While the 20,000-square-foot data halls are reminiscent of Hal 9000’s systems in 2001: A Space Odyssey, the cloud is actually a white room with raised cooling floors and a ceiling ventilation system. Companies that need to store data to serve their customers rent space.

“Any data center on the planet, you could look on Google Earth or a map and find out very quickly where it is, so the days of trying to be secretive in terms of where your data centers are is non-existent. Part of it is the reality of the access that people have to information,” Chad Giddings, QTS vice president of marketing, said.

The newest trend in data centers is hyperscale data processing, which is used for things like the cloud and applications that perform functions that are unique to each user, such as social media sites.
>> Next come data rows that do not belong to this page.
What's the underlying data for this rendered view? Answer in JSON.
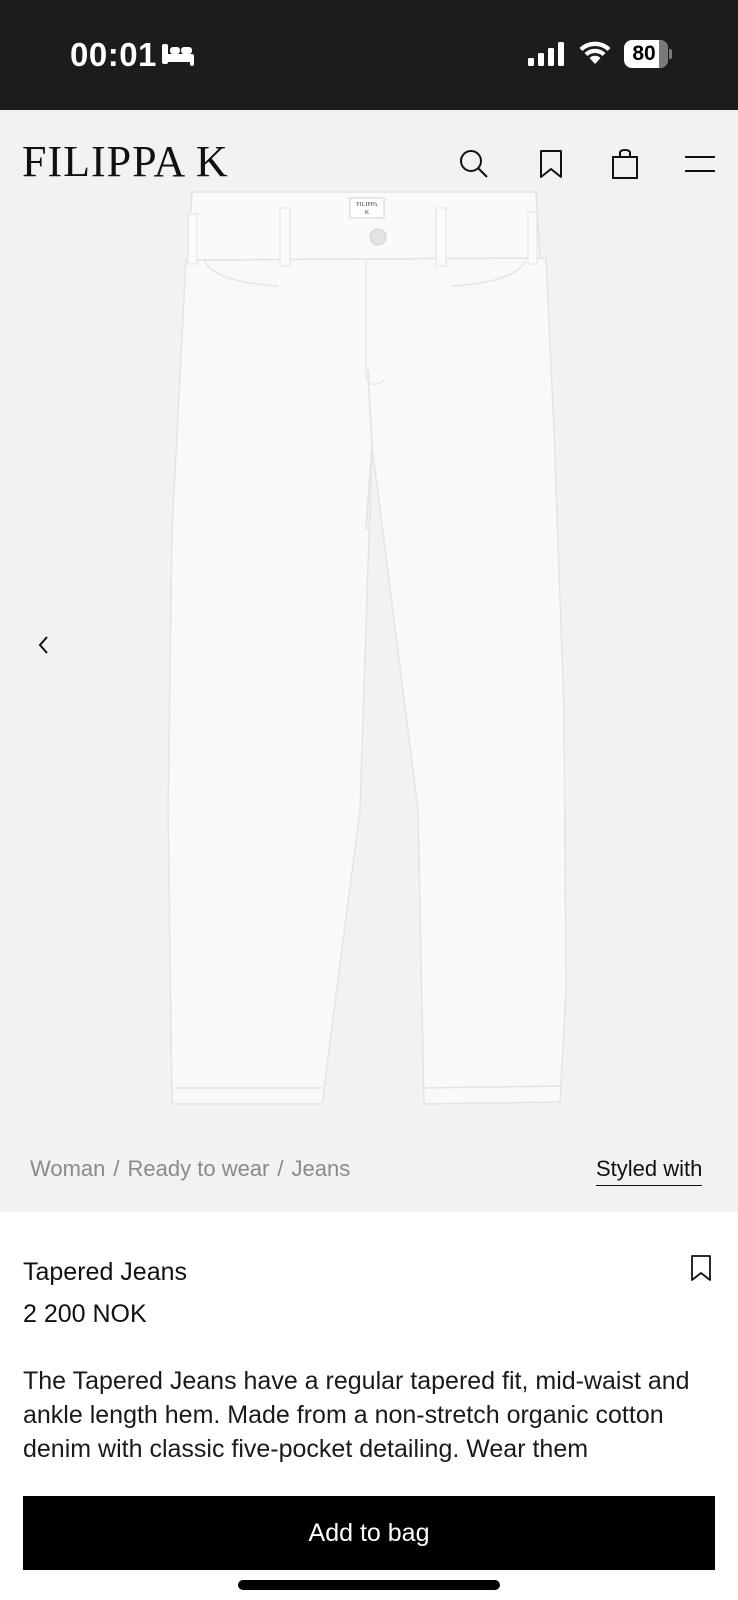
{
  "status_bar": {
    "time": "00:01",
    "battery": "80",
    "icons": [
      "bed-icon",
      "cellular-signal-icon",
      "wifi-icon",
      "battery-icon"
    ]
  },
  "header": {
    "logo": "FILIPPA K",
    "icons": [
      "search-icon",
      "bookmark-icon",
      "shopping-bag-icon",
      "menu-icon"
    ]
  },
  "gallery": {
    "prev_icon": "chevron-left-icon",
    "label_text": "FILIPPA K"
  },
  "breadcrumb": {
    "items": [
      "Woman",
      "Ready to wear",
      "Jeans"
    ],
    "separator": "/"
  },
  "styled_with": "Styled with",
  "product": {
    "name": "Tapered Jeans",
    "price": "2 200 NOK",
    "description": "The Tapered Jeans have a regular tapered fit, mid-waist and ankle length hem. Made from a non-stretch organic cotton denim with classic five-pocket detailing. Wear them"
  },
  "cta": {
    "add_to_bag": "Add to bag"
  },
  "colors": {
    "status_bar_bg": "#1c1c1c",
    "gallery_bg": "#f2f2f2",
    "button_bg": "#000000",
    "breadcrumb_text": "#8a8a8a"
  }
}
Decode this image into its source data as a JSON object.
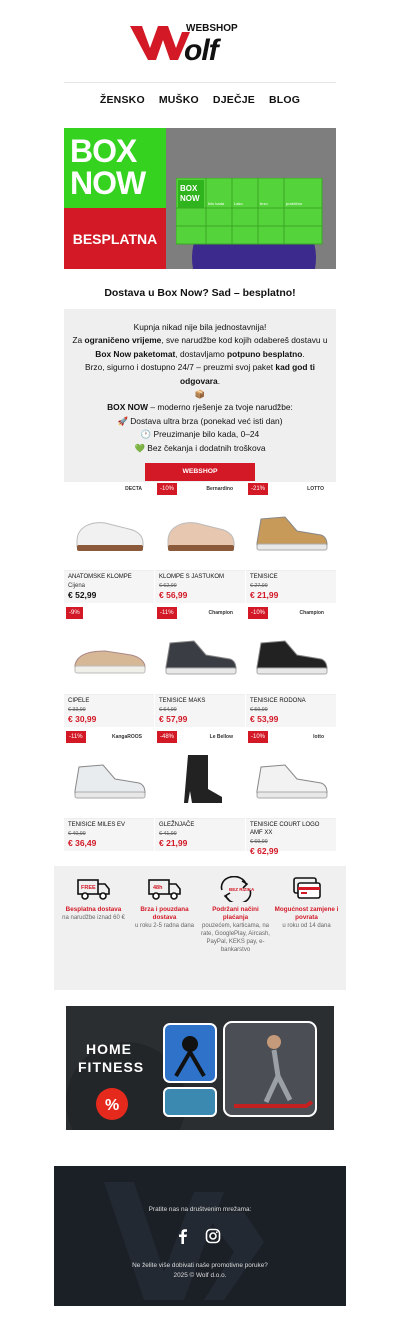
{
  "brand": {
    "small": "WEBSHOP",
    "name": "Wolf",
    "color": "#d31826"
  },
  "nav": [
    "ŽENSKO",
    "MUŠKO",
    "DJEČJE",
    "BLOG"
  ],
  "hero": {
    "line1": "BOX",
    "line2": "NOW",
    "badge": "BESPLATNA",
    "locker": {
      "line1": "BOX",
      "line2": "NOW",
      "cells": [
        "Lako",
        "brzo",
        "praktično",
        "bilo kada"
      ]
    }
  },
  "headline": "Dostava u Box Now? Sad – besplatno!",
  "promo": {
    "p1": "Kupnja nikad nije bila jednostavnija!",
    "p2a": "Za ",
    "p2b": "ograničeno vrijeme",
    "p2c": ", sve narudžbe kod kojih odabereš dostavu u ",
    "p2d": "Box Now paketomat",
    ", ": "",
    "p2e": ", dostavljamo ",
    "p2f": "potpuno besplatno",
    ".": "",
    "p3a": "Brzo, sigurno i dostupno 24/7 – preuzmi svoj paket ",
    "p3b": "kad god ti odgovara",
    "p4a": "BOX NOW",
    "p4b": " – moderno rješenje za tvoje narudžbe:",
    "b1": "🚀 Dostava ultra brza (ponekad već isti dan)",
    "b2": "🕐 Preuzimanje bilo kada, 0–24",
    "b3": "💚 Bez čekanja i dodatnih troškova",
    "button": "WEBSHOP"
  },
  "products": [
    {
      "name": "ANATOMSKE KLOMPE",
      "brand": "DECTA",
      "label": "Cijena",
      "old": "",
      "price": "€ 52,99",
      "discount": "",
      "icon": "clog-icon"
    },
    {
      "name": "KLOMPE S JASTUKOM",
      "brand": "Bernardino",
      "label": "",
      "old": "€ 62,99",
      "price": "€ 56,99",
      "discount": "-10%",
      "icon": "clog-icon"
    },
    {
      "name": "TENISICE",
      "brand": "LOTTO",
      "label": "",
      "old": "€ 27,99",
      "price": "€ 21,99",
      "discount": "-21%",
      "icon": "sneaker-icon"
    },
    {
      "name": "CIPELE",
      "brand": "",
      "label": "",
      "old": "€ 33,99",
      "price": "€ 30,99",
      "discount": "-9%",
      "icon": "loafer-icon"
    },
    {
      "name": "TENISICE MAKS",
      "brand": "Champion",
      "label": "",
      "old": "€ 64,99",
      "price": "€ 57,99",
      "discount": "-11%",
      "icon": "sneaker-icon"
    },
    {
      "name": "TENISICE RODONA",
      "brand": "Champion",
      "label": "",
      "old": "€ 59,99",
      "price": "€ 53,99",
      "discount": "-10%",
      "icon": "sneaker-icon"
    },
    {
      "name": "TENISICE MILES EV",
      "brand": "KangaROOS",
      "label": "",
      "old": "€ 40,99",
      "price": "€ 36,49",
      "discount": "-11%",
      "icon": "sneaker-icon"
    },
    {
      "name": "GLEŽNJAČE",
      "brand": "Le Bellow",
      "label": "",
      "old": "€ 41,99",
      "price": "€ 21,99",
      "discount": "-48%",
      "icon": "boot-icon"
    },
    {
      "name": "TENISICE COURT LOGO AMF XX",
      "brand": "lotto",
      "label": "",
      "old": "€ 69,99",
      "price": "€ 62,99",
      "discount": "-10%",
      "icon": "sneaker-icon"
    }
  ],
  "features": [
    {
      "icon": "truck-free-icon",
      "tag": "FREE",
      "title": "Besplatna dostava",
      "desc": "na narudžbe iznad 60 €"
    },
    {
      "icon": "truck-48h-icon",
      "tag": "48h",
      "title": "Brza i pouzdana dostava",
      "desc": "u roku 2-5 radna dana"
    },
    {
      "icon": "no-risk-icon",
      "tag": "BEZ RIZIKA",
      "title": "Podržani načini plaćanja",
      "desc": "pouzećem, karticama, na rate, GooglePlay, Aircash, PayPal, KEKS pay, e-bankarstvo"
    },
    {
      "icon": "cards-icon",
      "tag": "",
      "title": "Mogućnost zamjene i povrata",
      "desc": "u roku od 14 dana"
    }
  ],
  "fitness": {
    "line1": "HOME",
    "line2": "FITNESS",
    "badge": "%"
  },
  "footer": {
    "follow": "Pratite nas na društvenim mrežama:",
    "unsub": "Ne želite više dobivati naše promotivne poruke?",
    "copy": "2025 © Wolf d.o.o."
  }
}
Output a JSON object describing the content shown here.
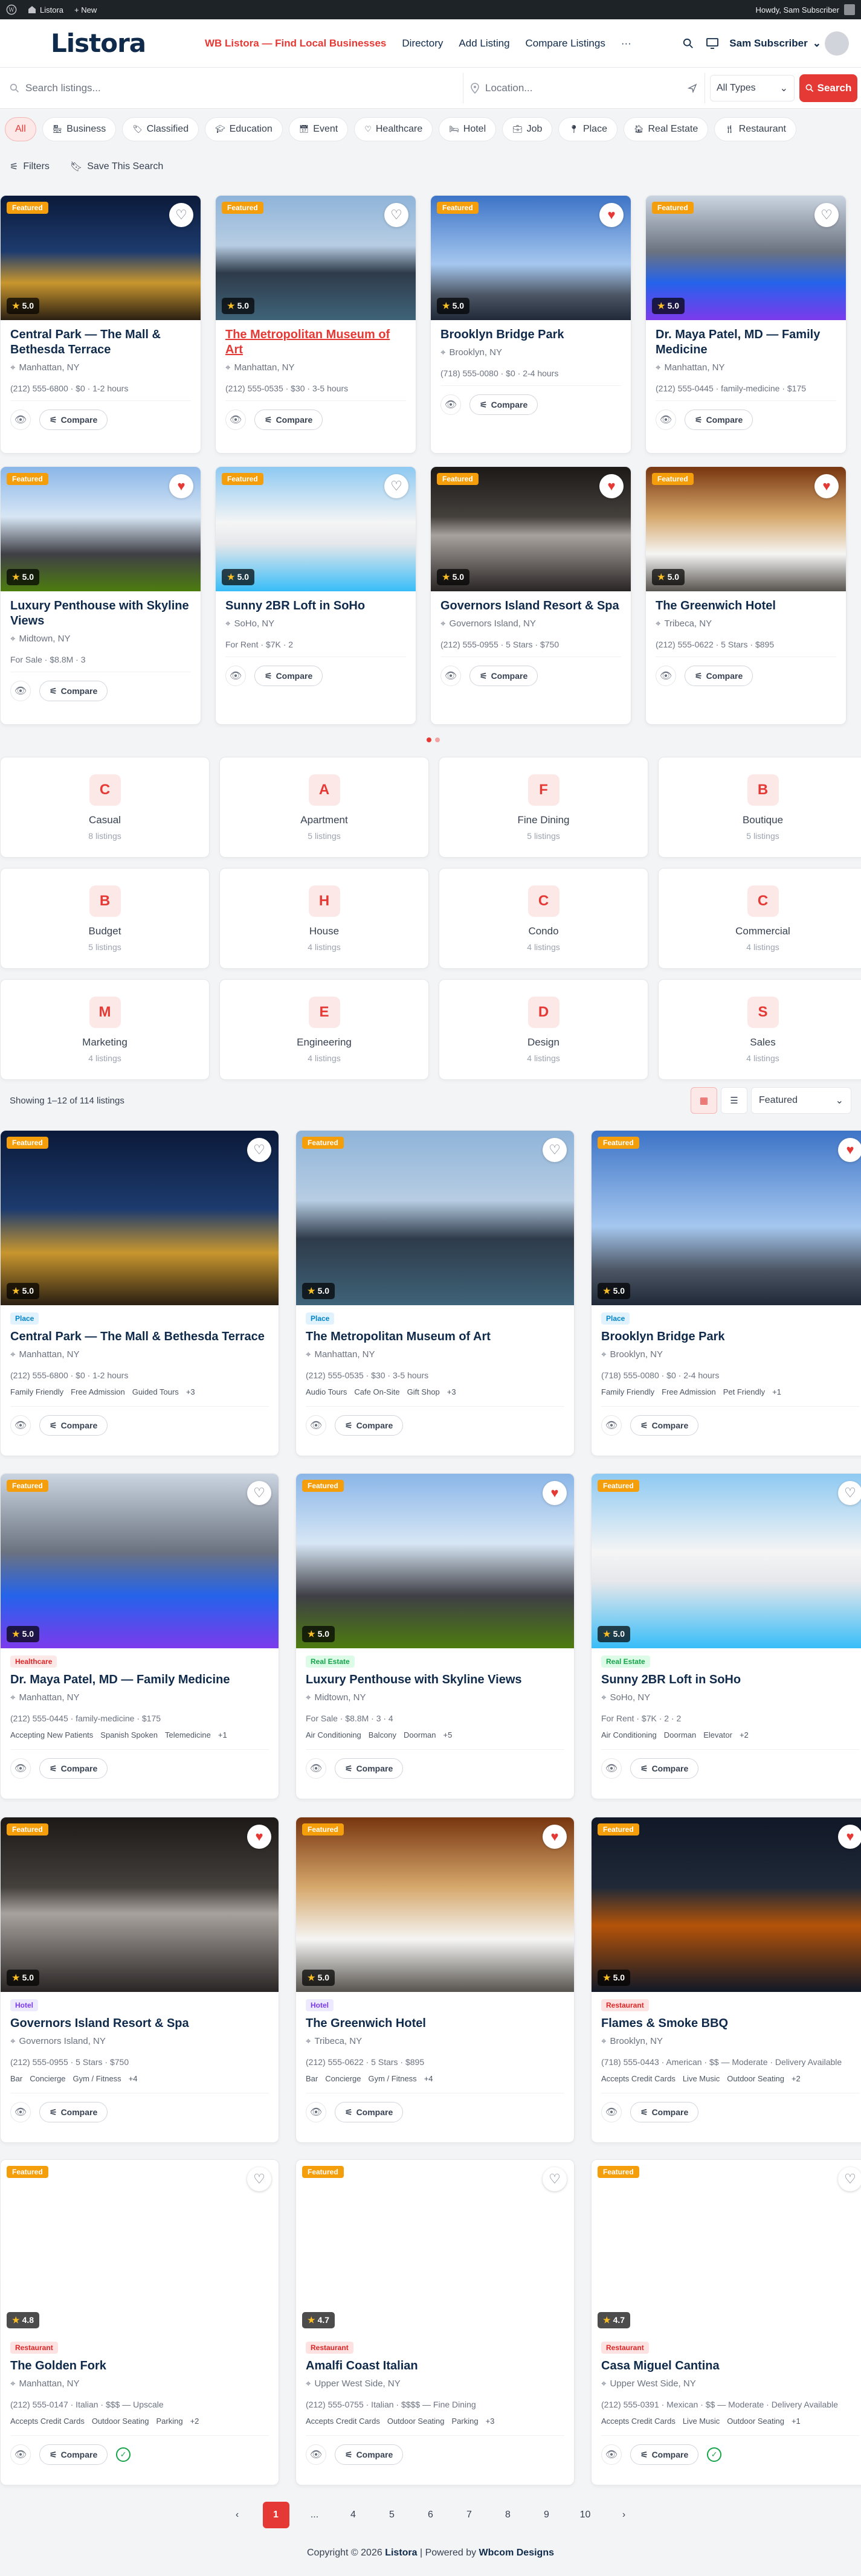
{
  "wpbar": {
    "site": "Listora",
    "new": "+ New",
    "howdy": "Howdy, Sam Subscriber"
  },
  "header": {
    "logo": "Listora",
    "nav": [
      "WB Listora — Find Local Businesses",
      "Directory",
      "Add Listing",
      "Compare Listings",
      "···"
    ],
    "user": "Sam Subscriber"
  },
  "search": {
    "placeholder": "Search listings...",
    "location_placeholder": "Location...",
    "type": "All Types",
    "button": "Search"
  },
  "chips": [
    "All",
    "Business",
    "Classified",
    "Education",
    "Event",
    "Healthcare",
    "Hotel",
    "Job",
    "Place",
    "Real Estate",
    "Restaurant"
  ],
  "tools": {
    "filters": "Filters",
    "save": "Save This Search"
  },
  "common": {
    "compare": "Compare"
  },
  "carousel": [
    {
      "title": "Central Park — The Mall & Bethesda Terrace",
      "loc": "Manhattan, NY",
      "meta": "(212) 555-6800 · $0 · 1-2 hours",
      "rating": "5.0",
      "fav": false
    },
    {
      "title": "The Metropolitan Museum of Art",
      "loc": "Manhattan, NY",
      "meta": "(212) 555-0535 · $30 · 3-5 hours",
      "rating": "5.0",
      "fav": false
    },
    {
      "title": "Brooklyn Bridge Park",
      "loc": "Brooklyn, NY",
      "meta": "(718) 555-0080 · $0 · 2-4 hours",
      "rating": "5.0",
      "fav": true
    },
    {
      "title": "Dr. Maya Patel, MD — Family Medicine",
      "loc": "Manhattan, NY",
      "meta": "(212) 555-0445 · family-medicine · $175",
      "rating": "5.0",
      "fav": false
    },
    {
      "title": "Luxury Penthouse with Skyline Views",
      "loc": "Midtown, NY",
      "meta": "For Sale · $8.8M · 3",
      "rating": "5.0",
      "fav": true
    },
    {
      "title": "Sunny 2BR Loft in SoHo",
      "loc": "SoHo, NY",
      "meta": "For Rent · $7K · 2",
      "rating": "5.0",
      "fav": false
    },
    {
      "title": "Governors Island Resort & Spa",
      "loc": "Governors Island, NY",
      "meta": "(212) 555-0955 · 5 Stars · $750",
      "rating": "5.0",
      "fav": true
    },
    {
      "title": "The Greenwich Hotel",
      "loc": "Tribeca, NY",
      "meta": "(212) 555-0622 · 5 Stars · $895",
      "rating": "5.0",
      "fav": true
    }
  ],
  "featured_label": "Featured",
  "tax": [
    {
      "l": "C",
      "n": "Casual",
      "c": "8 listings"
    },
    {
      "l": "A",
      "n": "Apartment",
      "c": "5 listings"
    },
    {
      "l": "F",
      "n": "Fine Dining",
      "c": "5 listings"
    },
    {
      "l": "B",
      "n": "Boutique",
      "c": "5 listings"
    },
    {
      "l": "B",
      "n": "Budget",
      "c": "5 listings"
    },
    {
      "l": "H",
      "n": "House",
      "c": "4 listings"
    },
    {
      "l": "C",
      "n": "Condo",
      "c": "4 listings"
    },
    {
      "l": "C",
      "n": "Commercial",
      "c": "4 listings"
    },
    {
      "l": "M",
      "n": "Marketing",
      "c": "4 listings"
    },
    {
      "l": "E",
      "n": "Engineering",
      "c": "4 listings"
    },
    {
      "l": "D",
      "n": "Design",
      "c": "4 listings"
    },
    {
      "l": "S",
      "n": "Sales",
      "c": "4 listings"
    }
  ],
  "results": {
    "showing": "Showing 1–12 of 114 listings",
    "sort": "Featured"
  },
  "grid": [
    {
      "cat": "Place",
      "ck": "place",
      "title": "Central Park — The Mall & Bethesda Terrace",
      "loc": "Manhattan, NY",
      "meta": "(212) 555-6800 · $0 · 1-2 hours",
      "tags": [
        "Family Friendly",
        "Free Admission",
        "Guided Tours",
        "+3"
      ],
      "rating": "5.0",
      "fav": false,
      "feat": true,
      "chk": false
    },
    {
      "cat": "Place",
      "ck": "place",
      "title": "The Metropolitan Museum of Art",
      "loc": "Manhattan, NY",
      "meta": "(212) 555-0535 · $30 · 3-5 hours",
      "tags": [
        "Audio Tours",
        "Cafe On-Site",
        "Gift Shop",
        "+3"
      ],
      "rating": "5.0",
      "fav": false,
      "feat": true,
      "chk": false
    },
    {
      "cat": "Place",
      "ck": "place",
      "title": "Brooklyn Bridge Park",
      "loc": "Brooklyn, NY",
      "meta": "(718) 555-0080 · $0 · 2-4 hours",
      "tags": [
        "Family Friendly",
        "Free Admission",
        "Pet Friendly",
        "+1"
      ],
      "rating": "5.0",
      "fav": true,
      "feat": true,
      "chk": false
    },
    {
      "cat": "Healthcare",
      "ck": "health",
      "title": "Dr. Maya Patel, MD — Family Medicine",
      "loc": "Manhattan, NY",
      "meta": "(212) 555-0445 · family-medicine · $175",
      "tags": [
        "Accepting New Patients",
        "Spanish Spoken",
        "Telemedicine",
        "+1"
      ],
      "rating": "5.0",
      "fav": false,
      "feat": true,
      "chk": false
    },
    {
      "cat": "Real Estate",
      "ck": "re",
      "title": "Luxury Penthouse with Skyline Views",
      "loc": "Midtown, NY",
      "meta": "For Sale · $8.8M · 3 · 4",
      "tags": [
        "Air Conditioning",
        "Balcony",
        "Doorman",
        "+5"
      ],
      "rating": "5.0",
      "fav": true,
      "feat": true,
      "chk": false
    },
    {
      "cat": "Real Estate",
      "ck": "re",
      "title": "Sunny 2BR Loft in SoHo",
      "loc": "SoHo, NY",
      "meta": "For Rent · $7K · 2 · 2",
      "tags": [
        "Air Conditioning",
        "Doorman",
        "Elevator",
        "+2"
      ],
      "rating": "5.0",
      "fav": false,
      "feat": true,
      "chk": false
    },
    {
      "cat": "Hotel",
      "ck": "hotel",
      "title": "Governors Island Resort & Spa",
      "loc": "Governors Island, NY",
      "meta": "(212) 555-0955 · 5 Stars · $750",
      "tags": [
        "Bar",
        "Concierge",
        "Gym / Fitness",
        "+4"
      ],
      "rating": "5.0",
      "fav": true,
      "feat": true,
      "chk": false
    },
    {
      "cat": "Hotel",
      "ck": "hotel",
      "title": "The Greenwich Hotel",
      "loc": "Tribeca, NY",
      "meta": "(212) 555-0622 · 5 Stars · $895",
      "tags": [
        "Bar",
        "Concierge",
        "Gym / Fitness",
        "+4"
      ],
      "rating": "5.0",
      "fav": true,
      "feat": true,
      "chk": false
    },
    {
      "cat": "Restaurant",
      "ck": "rest",
      "title": "Flames & Smoke BBQ",
      "loc": "Brooklyn, NY",
      "meta": "(718) 555-0443 · American · $$ — Moderate · Delivery Available",
      "tags": [
        "Accepts Credit Cards",
        "Live Music",
        "Outdoor Seating",
        "+2"
      ],
      "rating": "5.0",
      "fav": true,
      "feat": true,
      "chk": false
    },
    {
      "cat": "Restaurant",
      "ck": "rest",
      "title": "The Golden Fork",
      "loc": "Manhattan, NY",
      "meta": "(212) 555-0147 · Italian · $$$ — Upscale",
      "tags": [
        "Accepts Credit Cards",
        "Outdoor Seating",
        "Parking",
        "+2"
      ],
      "rating": "4.8",
      "fav": false,
      "feat": true,
      "chk": true
    },
    {
      "cat": "Restaurant",
      "ck": "rest",
      "title": "Amalfi Coast Italian",
      "loc": "Upper West Side, NY",
      "meta": "(212) 555-0755 · Italian · $$$$ — Fine Dining",
      "tags": [
        "Accepts Credit Cards",
        "Outdoor Seating",
        "Parking",
        "+3"
      ],
      "rating": "4.7",
      "fav": false,
      "feat": true,
      "chk": false
    },
    {
      "cat": "Restaurant",
      "ck": "rest",
      "title": "Casa Miguel Cantina",
      "loc": "Upper West Side, NY",
      "meta": "(212) 555-0391 · Mexican · $$ — Moderate · Delivery Available",
      "tags": [
        "Accepts Credit Cards",
        "Live Music",
        "Outdoor Seating",
        "+1"
      ],
      "rating": "4.7",
      "fav": false,
      "feat": true,
      "chk": true
    }
  ],
  "pager": [
    "‹",
    "1",
    "...",
    "4",
    "5",
    "6",
    "7",
    "8",
    "9",
    "10",
    "›"
  ],
  "footer": {
    "pre": "Copyright © 2026 ",
    "brand": "Listora",
    "mid": " | Powered by ",
    "by": "Wbcom Designs"
  }
}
“Hyperscale is almost like a land grab by these large companies that need this capacity. It’s growing exponentially. There are statistics that show the need is growing from tens of millions to tens of billions over just a few years, and that’s a big part of what’s driving Dallas-Fort Worth’s data center growth as well,” Cromley said. “These companies are looking to this area as an ideal area for the ability to provide that.”